Third was Italy’s concept of the “Mare Nostrum” in regards to the Mediterranean between the two world wars. As Turkey’s rising economic and cultural influence is felt more in the region, self-confident Turkish leaders are going to frequently remember the Ottoman legacy in terms of political domination. Accordingly, the country’s political influence may pervade the masses in the Middle East. Together with the discourse’s anti-Western and anti-Israeli elements, Turkey is likely to be the leader in the Middle East. This expansion is going to be legitimized through the Ottoman legacy by declaring that the region was already “our territories.”
In the last stage, the problem is whether the current leaders in the region and the West will be ready to accept the rising Turkish power as this would mean Turkey would go beyond the limits allowed by the hegemony. The country as a regional power has been considered by the U.S. since Sept. 11 attacks as a model for the region. If things go beyond what is originally expected, a regional modeling policy of the hegemony might turn into a regional containment of Turkey. But how will the region or the West contain, appease or resist Turkey?
In short, value-based foreign policy is going to lead to attempts to raise economic interests, then political domination. More importantly, it might revive the famous “eastern problem.” We shall hope Turkish foreign policy-makers are aware of where they are going.

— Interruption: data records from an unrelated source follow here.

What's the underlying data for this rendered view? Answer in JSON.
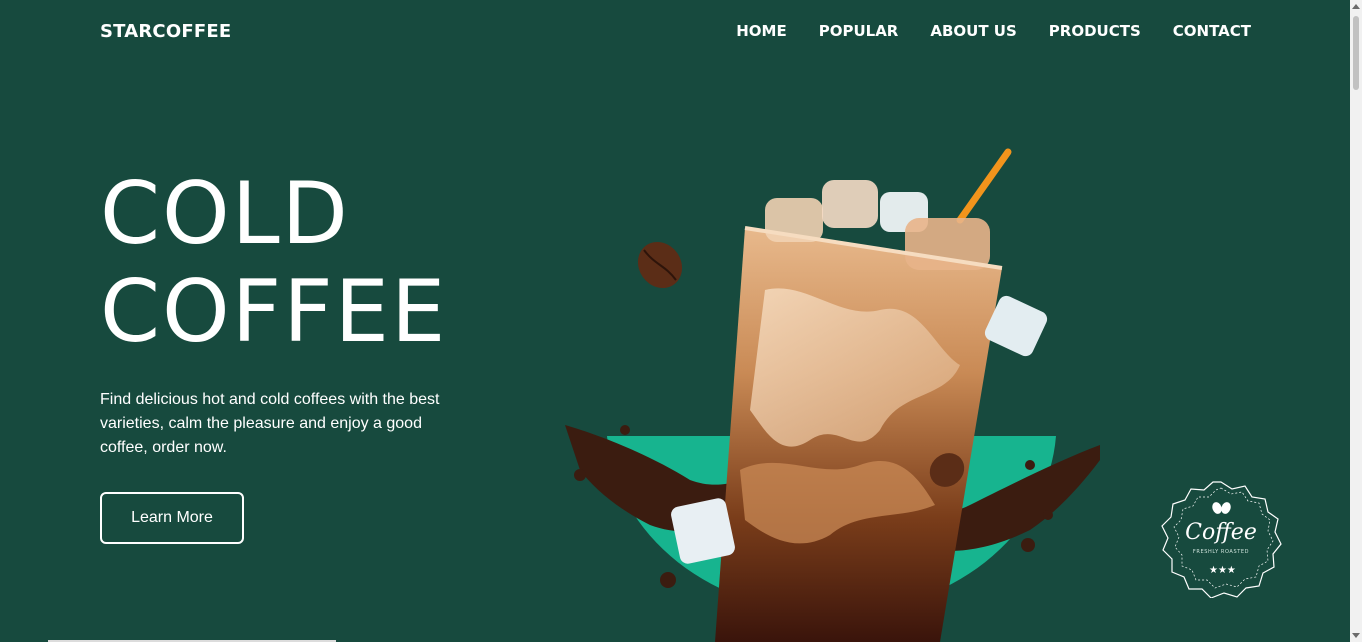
{
  "brand": {
    "name": "STARCOFFEE"
  },
  "nav": {
    "items": [
      {
        "label": "HOME"
      },
      {
        "label": "POPULAR"
      },
      {
        "label": "ABOUT US"
      },
      {
        "label": "PRODUCTS"
      },
      {
        "label": "CONTACT"
      }
    ]
  },
  "hero": {
    "title_line1": "COLD",
    "title_line2": "COFFEE",
    "description": "Find delicious hot and cold coffees with the best varieties, calm the pleasure and enjoy a good coffee, order now.",
    "button_label": "Learn More",
    "image_icon": "iced-coffee-glass-image"
  },
  "badge": {
    "text": "Coffee",
    "subtext": "FRESHLY ROASTED",
    "icon": "coffee-bean-icon"
  },
  "colors": {
    "background": "#174a3e",
    "accent": "#17b48f",
    "text": "#ffffff"
  }
}
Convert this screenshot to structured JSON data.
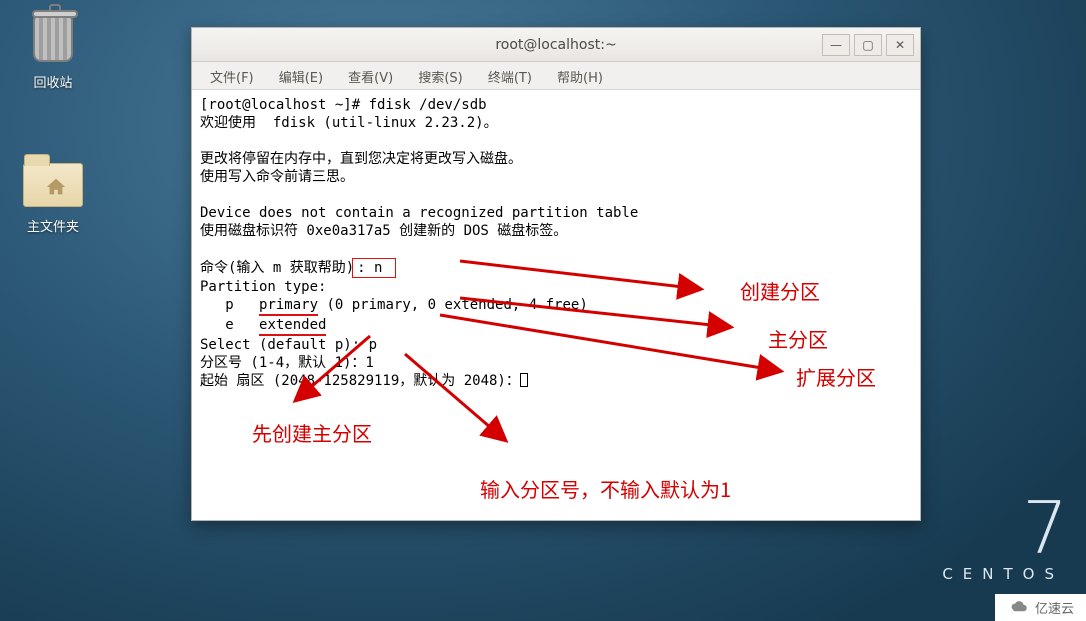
{
  "desktop": {
    "trash_label": "回收站",
    "home_label": "主文件夹"
  },
  "centos": {
    "seven": "7",
    "word": "CENTOS"
  },
  "watermark": "亿速云",
  "window": {
    "title": "root@localhost:~",
    "menu": {
      "file": "文件(F)",
      "edit": "编辑(E)",
      "view": "查看(V)",
      "search": "搜索(S)",
      "term": "终端(T)",
      "help": "帮助(H)"
    },
    "btn": {
      "min": "—",
      "max": "▢",
      "close": "✕"
    }
  },
  "term": {
    "l1": "[root@localhost ~]# fdisk /dev/sdb",
    "l2": "欢迎使用  fdisk (util-linux 2.23.2)。",
    "l3": "",
    "l4": "更改将停留在内存中，直到您决定将更改写入磁盘。",
    "l5": "使用写入命令前请三思。",
    "l6": "",
    "l7": "Device does not contain a recognized partition table",
    "l8": "使用磁盘标识符 0xe0a317a5 创建新的 DOS 磁盘标签。",
    "l9": "",
    "l10a": "命令(输入 m 获取帮助)",
    "l10b": ": n ",
    "l11": "Partition type:",
    "l12a": "   p   ",
    "l12b": "primary",
    "l12c": " (0 primary, 0 extended, 4 free)",
    "l13a": "   e   ",
    "l13b": "extended",
    "l14": "Select (default p): p",
    "l15": "分区号 (1-4，默认 1)：1",
    "l16": "起始 扇区 (2048-125829119，默认为 2048)："
  },
  "ann": {
    "a1": "创建分区",
    "a2": "主分区",
    "a3": "扩展分区",
    "a4": "先创建主分区",
    "a5": "输入分区号，不输入默认为1"
  }
}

* Davut Ateş is an assoc. prof. at Department of International Relations, Selçuk University / Konya